Exercise instructions >>
Go through the records and give each one again exactly, omitting the images.
>>>>>
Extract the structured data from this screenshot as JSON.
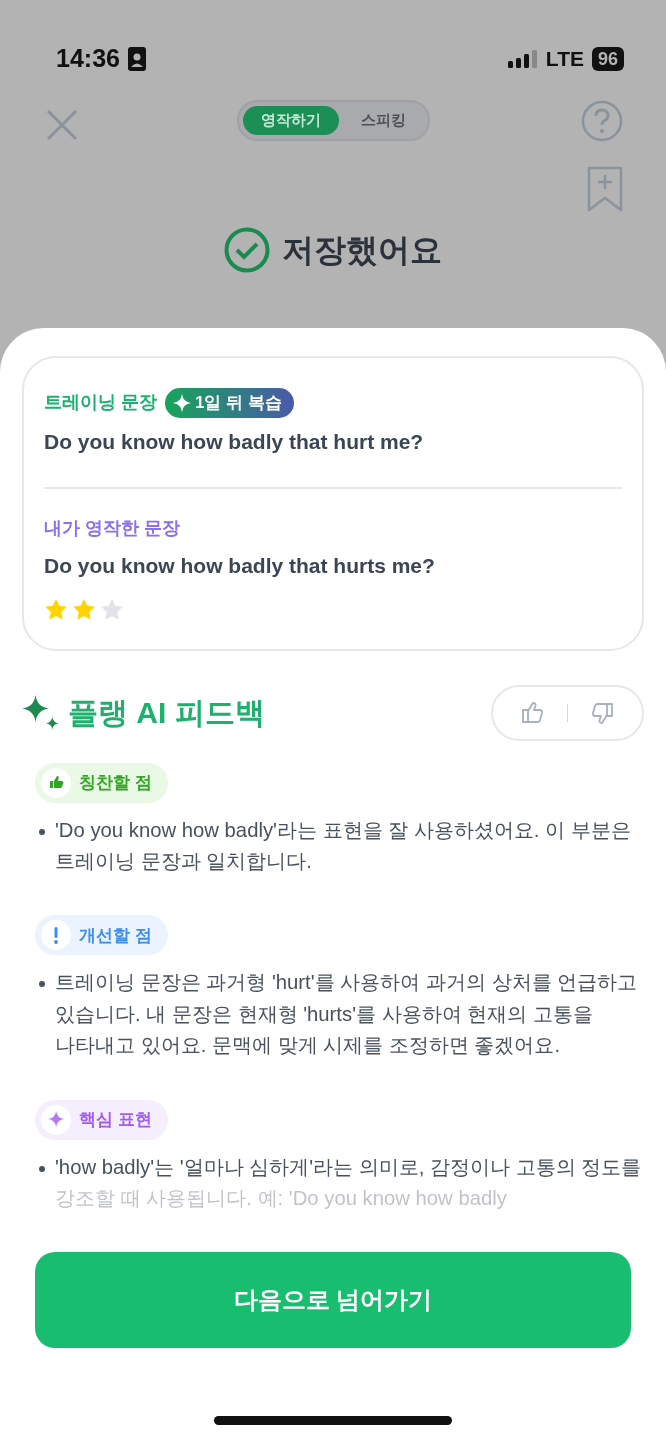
{
  "status_bar": {
    "time": "14:36",
    "network": "LTE",
    "battery": "96"
  },
  "header": {
    "tabs": [
      {
        "label": "영작하기",
        "selected": true
      },
      {
        "label": "스피킹",
        "selected": false
      }
    ],
    "title": "저장했어요"
  },
  "card": {
    "training": {
      "label": "트레이닝 문장",
      "badge": "1일 뒤 복습",
      "sentence": "Do you know how badly that hurt me?"
    },
    "mine": {
      "label": "내가 영작한 문장",
      "sentence": "Do you know how badly that hurts me?",
      "stars": 2
    }
  },
  "feedback": {
    "title": "플랭 AI 피드백",
    "sections": [
      {
        "kind": "praise",
        "label": "칭찬할 점",
        "bullets": [
          "'Do you know how badly'라는 표현을 잘 사용하셨어요. 이 부분은 트레이닝 문장과 일치합니다."
        ]
      },
      {
        "kind": "improve",
        "label": "개선할 점",
        "bullets": [
          "트레이닝 문장은 과거형 'hurt'를 사용하여 과거의 상처를 언급하고 있습니다. 내 문장은 현재형 'hurts'를 사용하여 현재의 고통을 나타내고 있어요. 문맥에 맞게 시제를 조정하면 좋겠어요."
        ]
      },
      {
        "kind": "key",
        "label": "핵심 표현",
        "bullets": [
          "'how badly'는 '얼마나 심하게'라는 의미로, 감정이나 고통의 정도를 강조할 때 사용됩니다. 예: 'Do you know how badly"
        ]
      }
    ]
  },
  "next_button": "다음으로 넘어가기"
}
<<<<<
Output for this task >>
Extract the structured data from this screenshot as JSON.
{
  "status_bar": {
    "time": "14:36",
    "network": "LTE",
    "battery": "96"
  },
  "header": {
    "tabs": [
      {
        "label": "영작하기",
        "selected": true
      },
      {
        "label": "스피킹",
        "selected": false
      }
    ],
    "title": "저장했어요"
  },
  "card": {
    "training": {
      "label": "트레이닝 문장",
      "badge": "1일 뒤 복습",
      "sentence": "Do you know how badly that hurt me?"
    },
    "mine": {
      "label": "내가 영작한 문장",
      "sentence": "Do you know how badly that hurts me?",
      "stars": 2
    }
  },
  "feedback": {
    "title": "플랭 AI 피드백",
    "sections": [
      {
        "kind": "praise",
        "label": "칭찬할 점",
        "bullets": [
          "'Do you know how badly'라는 표현을 잘 사용하셨어요. 이 부분은 트레이닝 문장과 일치합니다."
        ]
      },
      {
        "kind": "improve",
        "label": "개선할 점",
        "bullets": [
          "트레이닝 문장은 과거형 'hurt'를 사용하여 과거의 상처를 언급하고 있습니다. 내 문장은 현재형 'hurts'를 사용하여 현재의 고통을 나타내고 있어요. 문맥에 맞게 시제를 조정하면 좋겠어요."
        ]
      },
      {
        "kind": "key",
        "label": "핵심 표현",
        "bullets": [
          "'how badly'는 '얼마나 심하게'라는 의미로, 감정이나 고통의 정도를 강조할 때 사용됩니다. 예: 'Do you know how badly"
        ]
      }
    ]
  },
  "next_button": "다음으로 넘어가기"
}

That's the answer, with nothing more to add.